We choose to take genetic genealogy tests for varied reasons - perhaps to investigate a particular family relationship, to search for relatives to help us with brick walls, or for insight into our deep ethnicity. If you're taking a first DNA test hoping to connect to unknown cousins, then results day can be both over and under-whelming. There's a large amount of data and new terminology, and it's quite likely this won't lead to any immediate lightbulbs - learning how to make use of this resource takes time if you want to avoid 'DNA disappointment'.
This week I was asked for help with getting to grips with autosomal DNA test results. Each of the major DNA testing companies produces useful support materials on their websites, but you also have great materials available online from well-known genetic genealogy experts. The next steps after your first test are well-described in in Maurice Gleeson's 'Who do you think you are?' 2015 conference talk, Autosomal DNA: how to use it in practice. Blaine Bettinger, interviewed here by Amy Johnson Crow talks first steps after an autosomal test, and in her blog DNAeXplained, Roberta Estes takes a detailed look at 'What next?!'.
If you're looking for more then the 2017 videos from the International Genetic Genealogy Conference chaired by CeCe Moore could be it (note there is a charge for these videos), and you can now browse for DNA topics from recorded sessions at this year's RootsTech2018. And of course the wonderful ISOGG Wiki (from the International Society of Genetic Genealogy) is your go to place for technical explanation.

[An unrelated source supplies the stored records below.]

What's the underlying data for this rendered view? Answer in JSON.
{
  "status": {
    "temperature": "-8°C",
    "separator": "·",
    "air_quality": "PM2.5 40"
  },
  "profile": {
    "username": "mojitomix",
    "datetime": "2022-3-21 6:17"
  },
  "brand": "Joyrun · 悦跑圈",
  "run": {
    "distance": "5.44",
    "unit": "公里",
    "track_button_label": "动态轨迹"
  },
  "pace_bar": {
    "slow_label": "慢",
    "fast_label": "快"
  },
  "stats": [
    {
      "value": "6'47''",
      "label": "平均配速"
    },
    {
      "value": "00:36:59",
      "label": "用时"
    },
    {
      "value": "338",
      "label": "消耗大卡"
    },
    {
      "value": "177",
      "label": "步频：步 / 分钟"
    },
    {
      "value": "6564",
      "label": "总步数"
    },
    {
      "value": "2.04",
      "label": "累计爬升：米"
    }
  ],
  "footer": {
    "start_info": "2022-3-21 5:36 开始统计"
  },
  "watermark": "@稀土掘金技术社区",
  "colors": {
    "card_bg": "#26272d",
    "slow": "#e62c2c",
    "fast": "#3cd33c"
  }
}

Bookmark these pages and they'll get you started and keep you updated on new tools and approaches for genetic genealogy.